winner of an Independent Publisher Book Award (IPPY)
Five Oaks Press: Drugstore Blue (102 pages, ISBN 9781944355340 $16)
Praise for Drugstore Blue:
“In Drugstore Blue, Susana H. Case’s speaker is a femme fatale in serious eyeshadow: ‘You need me / like a tongue needs a second / mouth.’ That’s the sound of her craft, one of her dart-like declarations, hitting its mark. Rarely has makeup, and the color blue, in particular, come alive on the page like this: ‘Blue all the way to the brow, an eyelid / tin-glazed, / underglazed, / sancai lead glazed, / oxide blue glazed, / a glaze of blue not born of the blues, but the antidote, / spring blue, felice blue, / green dragon constellation blue, / occult knowledge blue,the eye of God.’ Need I say more? Her poetry reads like a graphic novel, a romp, a road-trip in a borrowed car, speeding with a wild child at the wheel. Vivid, direct, episodic, and utterly believable, Case’s tropes make excellent landings. From Morandi to Velvet Elvis, from Marrakech to Cartagena, eros is never far off, and her text glitters on the page in a poetry of great precision.” – Elaine Sexton, author of Causeway and Prospect/Refuge
“Susana H. Case’s Drugstore Blue offers the edgy yet compassionate and sometimes racy odyssey of a woman coming of age.
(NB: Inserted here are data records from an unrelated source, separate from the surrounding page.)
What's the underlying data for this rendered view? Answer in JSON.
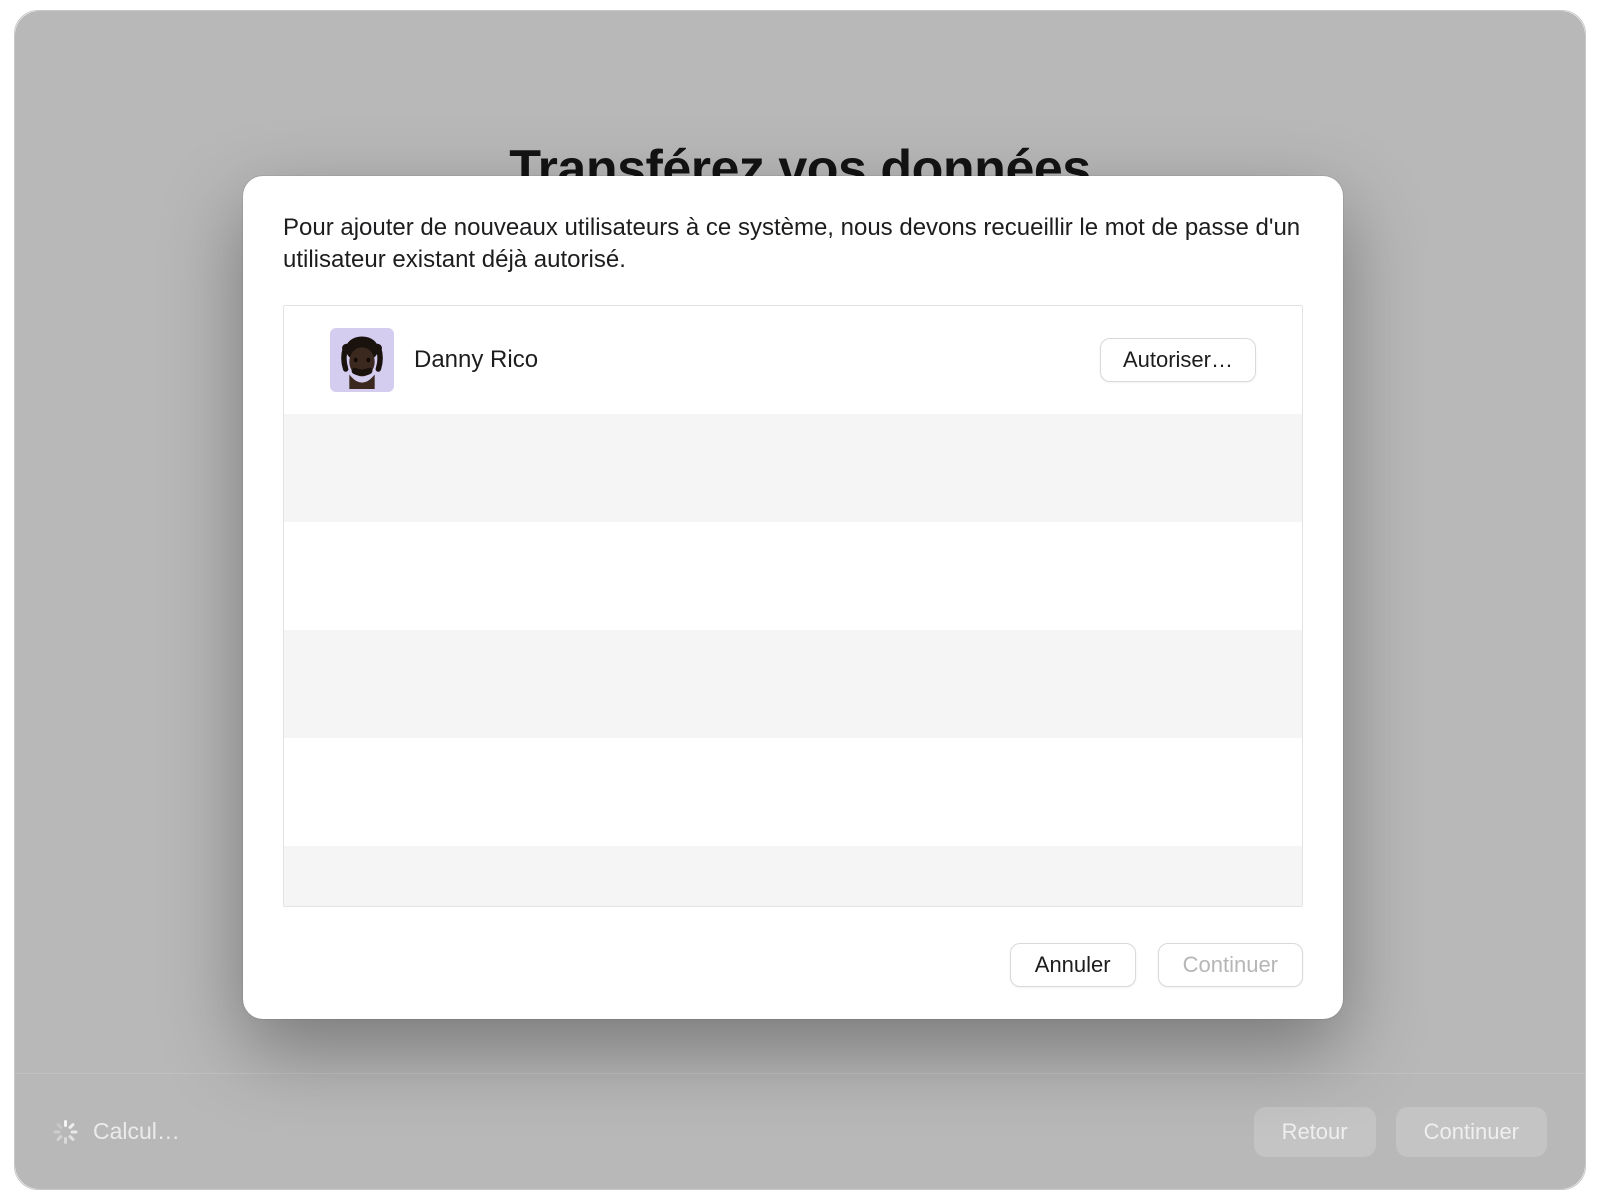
{
  "background": {
    "title": "Transférez vos données",
    "footer": {
      "status": "Calcul…",
      "back_label": "Retour",
      "continue_label": "Continuer"
    }
  },
  "dialog": {
    "message": "Pour ajouter de nouveaux utilisateurs à ce système, nous devons recueillir le mot de passe d'un utilisateur existant déjà autorisé.",
    "users": [
      {
        "name": "Danny Rico",
        "authorize_label": "Autoriser…"
      }
    ],
    "cancel_label": "Annuler",
    "continue_label": "Continuer"
  }
}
The poems, wonderfully complex both in their craft as well as their emotional depth, often widen into larger mythological and historical realms. Case’s fine ear and wit are deeply satisfying.” – Sally Bliumis-Dunn, author of Second Skin and Echolocation
“Susana H. Case dedicates Drugstore Blue to her maternal grandmother who, ‘In her youth, having never seen a ship…considered crossing an ocean and thought, Yes, I can do that.’ Case clearly inherited her grandmother’s courage and curiosity. The speaker in these poems explores terrain both internal and external—from callow youth to vibrant maturity, from Bushwick to Zimbabwe. More seeker than tourist, she keeps her eyes wide open and invites her reader along for the adventure, forcing us to see what goes on in the world we inhabit, even if it does ‘cause inconveniences, / like thinking.’” – Grace Bauer, author of The Women at the Well and MEAN/TIME.